Any leader must strike the proper balance between the strategic and the tactical to be effective, especially in light of the numerous demands on their time and attention. In a survey by the Strategic Thinking Institute, 96% of leaders claimed they didn’t have enough time for it. Leaders can focus on higher-value work and make better use of their time when they delegate some tasks to others.
In addition to giving leaders time for strategic planning, the delegation also enables them to concentrate on other responsibilities that are uniquely theirs, like managing and coaching their teams. According to a Harvard Business Review article, one team leader switched from being just busy to being productive by adopting a strategy of delegating.
Encourages task prioritization
Determining which jobs may and cannot be delegated is the first step in the delegation. Prioritizing tasks enables leaders to choose which jobs should be performed by whom and which are the most important. The Urgent vs. Important Matrix is one method for creating a delegation prioritization system.
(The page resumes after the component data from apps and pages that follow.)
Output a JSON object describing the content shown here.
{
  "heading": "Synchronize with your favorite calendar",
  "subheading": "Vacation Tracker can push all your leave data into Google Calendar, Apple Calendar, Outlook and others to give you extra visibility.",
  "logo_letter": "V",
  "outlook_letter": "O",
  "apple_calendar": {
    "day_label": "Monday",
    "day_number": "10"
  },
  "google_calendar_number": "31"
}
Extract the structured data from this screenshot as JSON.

With the help of this matrix, managers can group jobs according to their urgency and significance.
Delegating less significant but urgent tasks or decisions, such as responding to a routine inquiry from another team, is a good idea. Delegating tasks to a team member with more experience could be a good idea for those that are both urgent and very important.
Employees are empowered by delegation because it gives them the chance to prove they are capable of taking on new tasks. People become more invested in the outcomes of their allocated obligations when they are given the option to move outside of their regular day-to-day activities and take on new tasks or participate in decision-making. Delegation encourages a greater sense of dedication and engagement by assisting individuals in realizing their value to the team. Employees’ sense of empowerment can be increased by managers assigning tasks in areas like:
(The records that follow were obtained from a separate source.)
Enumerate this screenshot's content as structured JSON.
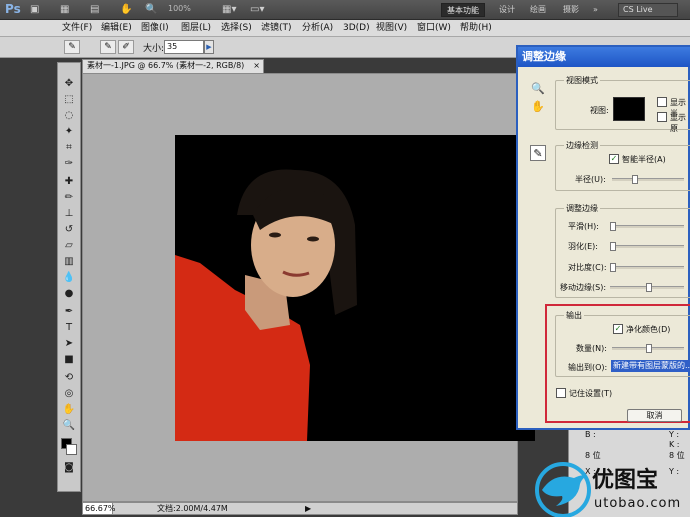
{
  "app": {
    "logo": "Ps",
    "zoom_select": "100%"
  },
  "workspace": {
    "active": "基本功能",
    "items": [
      "设计",
      "绘画",
      "摄影"
    ],
    "more": "»",
    "cslive": "CS Live"
  },
  "menu": [
    "文件(F)",
    "编辑(E)",
    "图像(I)",
    "图层(L)",
    "选择(S)",
    "滤镜(T)",
    "分析(A)",
    "3D(D)",
    "视图(V)",
    "窗口(W)",
    "帮助(H)"
  ],
  "options": {
    "size_label": "大小:",
    "size_value": "35"
  },
  "document": {
    "tab": "素材一-1.JPG @ 66.7% (素材一-2, RGB/8)",
    "close": "×"
  },
  "status": {
    "zoom": "66.67%",
    "doc": "文档:2.00M/4.47M",
    "arrow": "▶"
  },
  "info_panel": {
    "b_label": "B :",
    "bit1": "8 位",
    "bit2": "8 位",
    "x_label": "X :",
    "y_label": "Y :",
    "k_label": "K :",
    "y2": "Y :"
  },
  "dialog": {
    "title": "调整边缘",
    "view_mode": {
      "group": "视图模式",
      "view_label": "视图:",
      "show1": "显示半",
      "show2": "显示原"
    },
    "edge": {
      "group": "边缘检测",
      "smart_radius": "智能半径(A)",
      "radius": "半径(U):"
    },
    "adjust": {
      "group": "调整边缘",
      "smooth": "平滑(H):",
      "feather": "羽化(E):",
      "contrast": "对比度(C):",
      "shift": "移动边缘(S):"
    },
    "output": {
      "group": "输出",
      "decontaminate": "净化颜色(D)",
      "amount": "数量(N):",
      "output_to": "输出到(O):",
      "output_value": "新建带有图层蒙版的..."
    },
    "remember": "记住设置(T)",
    "cancel": "取消"
  },
  "watermark": {
    "name": "优图宝",
    "url": "utobao.com"
  }
}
- Project management: Ask a team member to develop the initial version of the project proposal.
- Client relations: Before a client encounter, choose a member of the sales team to acquire client information and background reading.
- Implementation of a new system: Select a few team members to test-drive the system and then report back to the group on their observations.
Delegating Promotes Innovation and Creativity
Delegating encourages an “inclusive” culture in which more people can consider various solutions to a problem or issue. Different points of view can be provided by a team as opposed to one person working alone on a task.
This configuration makes it easier for people to think of numerous more original or creative ways to approach the task. It’s possible to learn new approaches to a task or activity, which will boost your team’s production and efficiency.
The Succession of Leadership Requires Delegation
When you delegate, you give others a chance to step up and develop new talents that are beneficial to the company. Delegating tasks to others within your organization could be a technique to train them to carry them out.
Someone in your organization may be trained through delegation to carry out responsibilities other than their normal ones. You have given responsibilities to other people several times, so you are confident that they know how to complete them when the time comes for your promotion or your departure from the organization.
The Organization Benefits from Delegation
You can foster a sense of dedication in your firm by assigning specific tasks to employees. Employees who embrace responsibility and authority when delegation occurs feel more a part of the organization’s success and have a deeper sense of shared duty.